    </image:image>
    <lastmod>2014-12-03</lastmod>
  </url>
</urlset>

And there we have it. Configurable sitemaps that can include image data as well as the more usual stuff.

If you’re interested in playing with this yourself you can download a package file of the sitecore templates and example config and a zip file of the example c# files to put together yourself and play with. But please remember that this is just proof of concept code so it’s not sensible to use it in production as-is.

I think I’ve got one more post to make on this topic – next will be some thoughts on how you can address sitemap generation on very large sites, where performance can be an issue.

Advertisements

One thought on “Custom Sitemap Files–Part Three

  1. Pingback: Editing layout details | Jeremy Davis

Leave a Reply

Fill in your details below or click an icon to log in:

WordPress.com Logo

You are commenting using your WordPress.com account. Log Out / Change )

Twitter picture

You are commenting using your Twitter account. Log Out / Change )

Facebook photo

You are commenting using your Facebook account. Log Out / Change )

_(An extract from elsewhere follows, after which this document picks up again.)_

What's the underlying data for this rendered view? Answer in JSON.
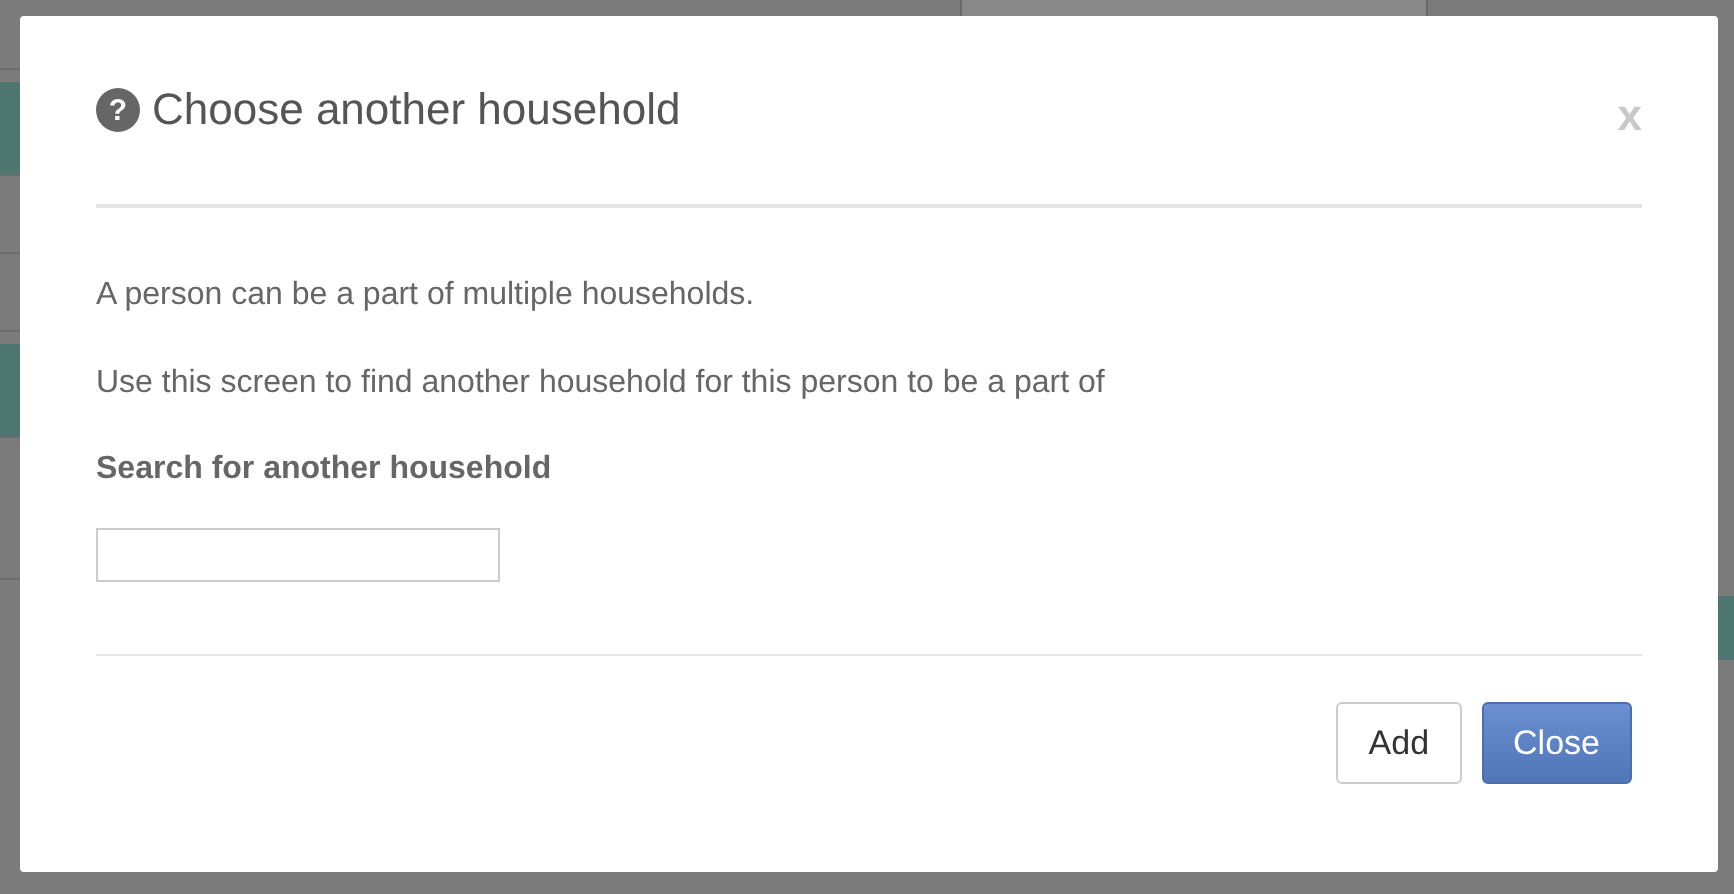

Google+ photo

You are commenting using your Google+ account. Log Out / Change )

Connecting to %s